··· THE DATA ···
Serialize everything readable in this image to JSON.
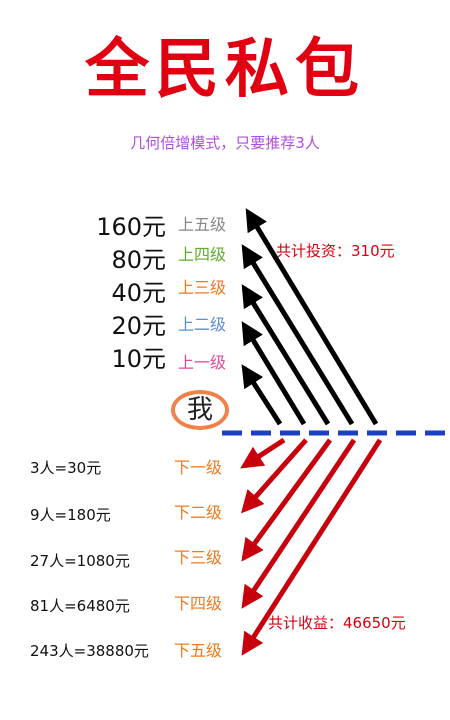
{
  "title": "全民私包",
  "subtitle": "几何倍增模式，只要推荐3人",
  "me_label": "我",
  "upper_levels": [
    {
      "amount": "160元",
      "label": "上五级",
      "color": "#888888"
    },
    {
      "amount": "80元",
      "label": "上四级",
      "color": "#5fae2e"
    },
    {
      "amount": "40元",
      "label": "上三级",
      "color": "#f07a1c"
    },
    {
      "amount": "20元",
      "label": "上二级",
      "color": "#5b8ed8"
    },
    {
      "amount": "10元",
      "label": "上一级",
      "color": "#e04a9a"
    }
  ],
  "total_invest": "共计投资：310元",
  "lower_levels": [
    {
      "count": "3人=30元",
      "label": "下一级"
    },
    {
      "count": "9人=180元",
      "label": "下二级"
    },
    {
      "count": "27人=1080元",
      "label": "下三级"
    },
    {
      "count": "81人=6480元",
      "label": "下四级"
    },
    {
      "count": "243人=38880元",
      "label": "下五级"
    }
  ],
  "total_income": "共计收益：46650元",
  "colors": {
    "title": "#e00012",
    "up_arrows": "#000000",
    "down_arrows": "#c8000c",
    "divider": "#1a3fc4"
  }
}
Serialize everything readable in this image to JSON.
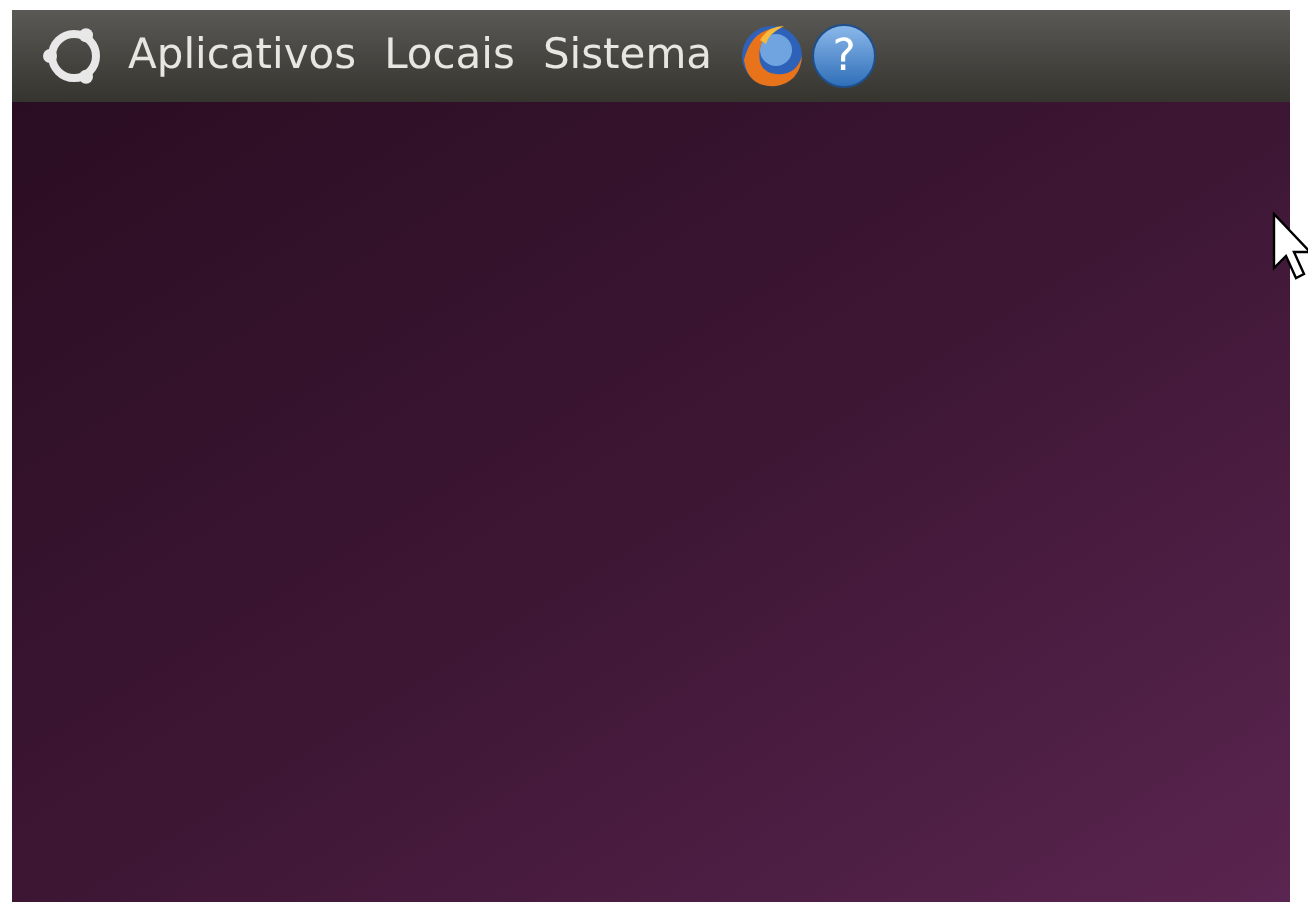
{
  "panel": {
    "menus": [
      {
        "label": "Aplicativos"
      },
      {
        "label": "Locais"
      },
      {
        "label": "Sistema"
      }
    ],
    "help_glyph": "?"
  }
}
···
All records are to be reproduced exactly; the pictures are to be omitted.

* [ANSWER AREA]
Serialize everything readable in this image to JSON.
{
  "title": "全民私包",
  "subtitle": "几何倍增模式，只要推荐3人",
  "me_label": "我",
  "upper_levels": [
    {
      "amount": "160元",
      "label": "上五级",
      "color": "#888888"
    },
    {
      "amount": "80元",
      "label": "上四级",
      "color": "#5fae2e"
    },
    {
      "amount": "40元",
      "label": "上三级",
      "color": "#f07a1c"
    },
    {
      "amount": "20元",
      "label": "上二级",
      "color": "#5b8ed8"
    },
    {
      "amount": "10元",
      "label": "上一级",
      "color": "#e04a9a"
    }
  ],
  "total_invest": "共计投资：310元",
  "lower_levels": [
    {
      "count": "3人=30元",
      "label": "下一级"
    },
    {
      "count": "9人=180元",
      "label": "下二级"
    },
    {
      "count": "27人=1080元",
      "label": "下三级"
    },
    {
      "count": "81人=6480元",
      "label": "下四级"
    },
    {
      "count": "243人=38880元",
      "label": "下五级"
    }
  ],
  "total_income": "共计收益：46650元",
  "colors": {
    "title": "#e00012",
    "up_arrows": "#000000",
    "down_arrows": "#c8000c",
    "divider": "#1a3fc4"
  }
}
Serialize everything readable in this image to JSON.
{
  "panel": {
    "menus": [
      {
        "label": "Aplicativos"
      },
      {
        "label": "Locais"
      },
      {
        "label": "Sistema"
      }
    ],
    "help_glyph": "?"
  }
}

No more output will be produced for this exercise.